Quite apart from the absence of any clear talmudic evidence compelling the distinction drawn by Rabbi Feinstein, it is not at all obvious that the activities of those persons specifically restricted by the Mishnah to travel of no more than 2,000 cubits are of a nature requiring service over a prolonged period of time. The Mishnah enumerates "the midwife who comes to assist in birthing and one who comes to deliver from fire, from soldiers, from the river or from a ruin." Although a midwife is certainly aware of the fact that labor may be prolonged, in many cases labor is relatively swift. The midwife may well be willing to accept the possibility of not being able to return home on the Sabbath but not the certainty of not being able to do so. Moreover, it is only in unlikely situations that "rescue from fire" requires service over a prolonged period of time while rescue "from the river," i.e., from drowning, is virtually always swift.

R. Shlomoh Zalman Auerbach, Minḥat Shlomoh, no. 8, takes sharp issue with the position of Iggerot Mosheh and points out that even witnesses to the sighting of the new moon are forbidden to return to their homes if the return journey entails a trip of more than 2,000 cubits. There is no evidence, he argues, that people will be deterred from undertaking a mission of rescue because they are unwilling to accept the inconvenience of being away from home and separated from their families for the rest of Shabbat.
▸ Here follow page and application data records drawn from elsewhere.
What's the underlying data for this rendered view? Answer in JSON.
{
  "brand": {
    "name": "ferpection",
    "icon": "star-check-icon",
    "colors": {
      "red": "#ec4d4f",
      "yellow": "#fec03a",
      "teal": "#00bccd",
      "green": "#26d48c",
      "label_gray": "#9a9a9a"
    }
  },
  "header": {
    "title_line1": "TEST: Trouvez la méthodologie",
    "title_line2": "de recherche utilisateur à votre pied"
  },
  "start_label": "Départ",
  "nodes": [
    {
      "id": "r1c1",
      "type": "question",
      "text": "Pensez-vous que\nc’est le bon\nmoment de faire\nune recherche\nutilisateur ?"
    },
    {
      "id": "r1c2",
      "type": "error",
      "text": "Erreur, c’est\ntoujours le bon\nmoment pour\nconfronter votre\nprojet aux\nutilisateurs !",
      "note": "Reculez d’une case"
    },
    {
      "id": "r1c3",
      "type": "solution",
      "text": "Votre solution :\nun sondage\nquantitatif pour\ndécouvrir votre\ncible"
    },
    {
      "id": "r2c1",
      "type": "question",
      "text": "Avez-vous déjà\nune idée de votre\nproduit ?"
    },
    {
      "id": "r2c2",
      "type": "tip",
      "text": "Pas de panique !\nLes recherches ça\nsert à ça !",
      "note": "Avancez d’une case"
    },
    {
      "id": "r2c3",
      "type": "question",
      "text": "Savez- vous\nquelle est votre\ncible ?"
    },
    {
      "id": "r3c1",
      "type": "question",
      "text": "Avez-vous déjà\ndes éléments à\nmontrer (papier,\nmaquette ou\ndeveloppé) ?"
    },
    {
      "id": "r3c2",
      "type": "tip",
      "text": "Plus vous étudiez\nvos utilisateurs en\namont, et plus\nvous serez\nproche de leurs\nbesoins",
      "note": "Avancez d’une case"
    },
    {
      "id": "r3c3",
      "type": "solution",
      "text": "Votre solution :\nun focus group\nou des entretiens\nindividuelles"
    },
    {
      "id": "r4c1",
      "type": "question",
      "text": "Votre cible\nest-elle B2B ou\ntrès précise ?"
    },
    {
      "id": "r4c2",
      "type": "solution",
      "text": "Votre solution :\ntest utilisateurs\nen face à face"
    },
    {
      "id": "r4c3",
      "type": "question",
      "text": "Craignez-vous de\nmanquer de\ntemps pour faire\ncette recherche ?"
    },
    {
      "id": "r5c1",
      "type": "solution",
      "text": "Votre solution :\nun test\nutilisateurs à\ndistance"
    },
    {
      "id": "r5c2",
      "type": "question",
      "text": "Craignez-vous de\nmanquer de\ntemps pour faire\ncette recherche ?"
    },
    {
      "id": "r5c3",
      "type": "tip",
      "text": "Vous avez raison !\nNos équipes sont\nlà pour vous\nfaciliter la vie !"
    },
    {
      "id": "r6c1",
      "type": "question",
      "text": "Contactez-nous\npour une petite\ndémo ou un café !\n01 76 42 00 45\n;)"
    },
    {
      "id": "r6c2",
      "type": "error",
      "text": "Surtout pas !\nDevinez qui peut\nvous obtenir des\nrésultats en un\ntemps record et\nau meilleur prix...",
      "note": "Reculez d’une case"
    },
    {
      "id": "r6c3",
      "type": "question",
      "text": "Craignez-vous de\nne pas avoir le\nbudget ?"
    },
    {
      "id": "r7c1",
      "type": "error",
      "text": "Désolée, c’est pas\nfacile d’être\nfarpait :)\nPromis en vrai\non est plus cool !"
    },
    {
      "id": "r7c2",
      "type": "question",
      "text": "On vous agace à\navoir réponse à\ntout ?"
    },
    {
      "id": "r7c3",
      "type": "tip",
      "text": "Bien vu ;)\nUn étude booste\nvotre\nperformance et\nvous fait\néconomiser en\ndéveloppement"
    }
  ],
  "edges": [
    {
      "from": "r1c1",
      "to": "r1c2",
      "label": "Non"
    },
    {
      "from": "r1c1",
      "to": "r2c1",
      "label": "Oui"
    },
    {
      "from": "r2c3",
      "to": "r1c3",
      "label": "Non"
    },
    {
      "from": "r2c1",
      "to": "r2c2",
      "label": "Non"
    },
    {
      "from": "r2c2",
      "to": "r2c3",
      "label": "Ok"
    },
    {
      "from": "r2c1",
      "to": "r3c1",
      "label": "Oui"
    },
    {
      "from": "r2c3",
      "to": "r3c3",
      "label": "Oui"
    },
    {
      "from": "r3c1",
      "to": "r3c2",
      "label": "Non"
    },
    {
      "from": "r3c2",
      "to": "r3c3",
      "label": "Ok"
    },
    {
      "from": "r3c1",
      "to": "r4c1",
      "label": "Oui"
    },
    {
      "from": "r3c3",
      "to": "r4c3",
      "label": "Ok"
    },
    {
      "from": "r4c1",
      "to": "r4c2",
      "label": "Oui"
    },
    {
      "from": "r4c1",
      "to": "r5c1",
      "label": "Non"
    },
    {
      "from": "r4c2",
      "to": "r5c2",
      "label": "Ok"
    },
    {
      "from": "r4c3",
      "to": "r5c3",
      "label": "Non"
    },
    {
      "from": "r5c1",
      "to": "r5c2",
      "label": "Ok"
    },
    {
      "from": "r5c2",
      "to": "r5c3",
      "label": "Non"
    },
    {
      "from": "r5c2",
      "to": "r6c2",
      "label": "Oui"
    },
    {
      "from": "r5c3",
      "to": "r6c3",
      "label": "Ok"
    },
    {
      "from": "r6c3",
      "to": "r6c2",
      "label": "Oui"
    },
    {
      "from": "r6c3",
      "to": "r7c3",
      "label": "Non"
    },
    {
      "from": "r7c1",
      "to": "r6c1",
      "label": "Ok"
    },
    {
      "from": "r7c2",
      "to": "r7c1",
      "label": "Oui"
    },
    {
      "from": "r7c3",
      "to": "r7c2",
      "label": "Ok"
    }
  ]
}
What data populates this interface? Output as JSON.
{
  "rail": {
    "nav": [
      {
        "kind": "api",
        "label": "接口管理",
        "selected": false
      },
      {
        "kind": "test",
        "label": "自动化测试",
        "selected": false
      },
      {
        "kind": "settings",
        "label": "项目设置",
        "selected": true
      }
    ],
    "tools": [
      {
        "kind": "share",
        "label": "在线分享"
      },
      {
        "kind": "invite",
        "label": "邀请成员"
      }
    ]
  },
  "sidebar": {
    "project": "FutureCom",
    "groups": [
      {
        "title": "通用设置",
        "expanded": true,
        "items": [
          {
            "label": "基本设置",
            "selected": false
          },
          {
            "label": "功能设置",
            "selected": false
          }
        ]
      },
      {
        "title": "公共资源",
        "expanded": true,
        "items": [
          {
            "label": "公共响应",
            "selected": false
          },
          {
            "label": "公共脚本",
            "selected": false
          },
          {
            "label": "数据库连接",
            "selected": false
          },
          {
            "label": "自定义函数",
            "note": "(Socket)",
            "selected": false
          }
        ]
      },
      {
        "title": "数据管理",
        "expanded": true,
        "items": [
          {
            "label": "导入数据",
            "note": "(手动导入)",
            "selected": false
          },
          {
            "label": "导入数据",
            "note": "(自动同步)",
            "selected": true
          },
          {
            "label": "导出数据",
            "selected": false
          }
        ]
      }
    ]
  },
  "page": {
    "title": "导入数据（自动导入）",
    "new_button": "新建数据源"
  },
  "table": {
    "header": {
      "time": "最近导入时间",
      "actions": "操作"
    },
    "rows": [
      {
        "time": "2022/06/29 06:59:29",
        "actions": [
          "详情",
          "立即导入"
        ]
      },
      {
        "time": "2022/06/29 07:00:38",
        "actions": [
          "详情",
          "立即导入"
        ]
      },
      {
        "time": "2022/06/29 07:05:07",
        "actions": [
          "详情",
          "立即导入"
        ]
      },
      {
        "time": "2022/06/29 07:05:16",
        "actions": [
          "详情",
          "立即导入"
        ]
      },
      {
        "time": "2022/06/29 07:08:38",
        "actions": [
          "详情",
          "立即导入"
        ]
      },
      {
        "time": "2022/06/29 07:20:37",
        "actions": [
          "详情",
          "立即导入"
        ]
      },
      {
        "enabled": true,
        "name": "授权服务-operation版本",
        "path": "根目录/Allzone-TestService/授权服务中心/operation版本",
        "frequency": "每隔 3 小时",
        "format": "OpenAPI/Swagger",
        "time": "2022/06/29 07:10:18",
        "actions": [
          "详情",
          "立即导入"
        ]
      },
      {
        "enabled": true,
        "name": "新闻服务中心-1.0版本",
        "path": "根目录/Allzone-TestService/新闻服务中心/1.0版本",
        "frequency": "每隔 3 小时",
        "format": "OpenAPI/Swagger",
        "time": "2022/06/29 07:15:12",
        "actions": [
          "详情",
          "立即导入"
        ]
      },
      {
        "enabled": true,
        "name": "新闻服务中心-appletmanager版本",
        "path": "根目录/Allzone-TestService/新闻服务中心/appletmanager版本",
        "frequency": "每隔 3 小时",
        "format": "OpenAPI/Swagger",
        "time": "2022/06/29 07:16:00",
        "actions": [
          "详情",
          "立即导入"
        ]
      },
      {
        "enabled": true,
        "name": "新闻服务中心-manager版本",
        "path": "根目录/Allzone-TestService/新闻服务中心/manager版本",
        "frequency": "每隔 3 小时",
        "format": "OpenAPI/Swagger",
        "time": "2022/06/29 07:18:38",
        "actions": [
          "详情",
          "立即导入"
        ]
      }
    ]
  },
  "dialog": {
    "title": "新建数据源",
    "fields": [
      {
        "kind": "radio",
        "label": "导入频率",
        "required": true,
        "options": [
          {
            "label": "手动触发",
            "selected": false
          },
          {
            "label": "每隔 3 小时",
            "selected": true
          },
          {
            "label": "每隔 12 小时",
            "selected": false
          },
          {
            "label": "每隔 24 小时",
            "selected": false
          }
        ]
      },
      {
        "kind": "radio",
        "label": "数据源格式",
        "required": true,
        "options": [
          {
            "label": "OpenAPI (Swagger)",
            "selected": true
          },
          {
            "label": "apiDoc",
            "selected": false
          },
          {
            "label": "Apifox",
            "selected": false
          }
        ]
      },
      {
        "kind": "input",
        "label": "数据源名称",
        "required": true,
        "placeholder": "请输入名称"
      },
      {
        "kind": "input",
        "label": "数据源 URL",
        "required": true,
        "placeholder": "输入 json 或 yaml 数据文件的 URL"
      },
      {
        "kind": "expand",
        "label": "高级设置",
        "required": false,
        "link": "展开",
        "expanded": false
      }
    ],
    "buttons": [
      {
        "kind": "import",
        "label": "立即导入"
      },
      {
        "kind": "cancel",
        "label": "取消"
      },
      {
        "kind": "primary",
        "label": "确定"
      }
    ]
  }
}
As noted earlier, R. Zevi Pesach Frank maintains that individuals engaged in life-saving activities, upon completion of their mission, are permitted to travel by foot within a radius of 2,000 cubits because such travel involves no abrogation of any rabbinic enactment. Rather, in ordaining a limit of 2,000 cubits the Sages provided that such individuals be deemed to have been domiciled from the commencement of the Sabbath in the locale in which they find themselves upon completion of their mission and are accorded the same travel privileges as inhabitants of that area. The concept of hittiru sofan mishum teḥillatan, as formulated by Tosafot and Rashba, is regarded by Rabbi Frank as limited to permitting such individuals to place themselves in a position of endangerment during the return journey with the result that violation of biblical prohibitions becomes necessary in order to avoid threats to their own lives. Thus, according to Rabbi Frank, there is no basis for permitting infraction of other rabbinic prohibitions on the basis of hittiru sofan mishum teḥillatan. Accordingly, Rabbi Frank rules that, while a physician may certainly walk a distance of 2,000 cubits beyond the inhabited area in which he finds himself, he may not direct or permit a non-Jew to drive him home in a motor vehicle. Most authorities, however, understand the principle of hittiru sofan mishum teḥillatan as rendering nugatory all rabbinic prohibitions under such circumstances, including the prohibition against directing a non-Jew to perform acts forbidden to a Jew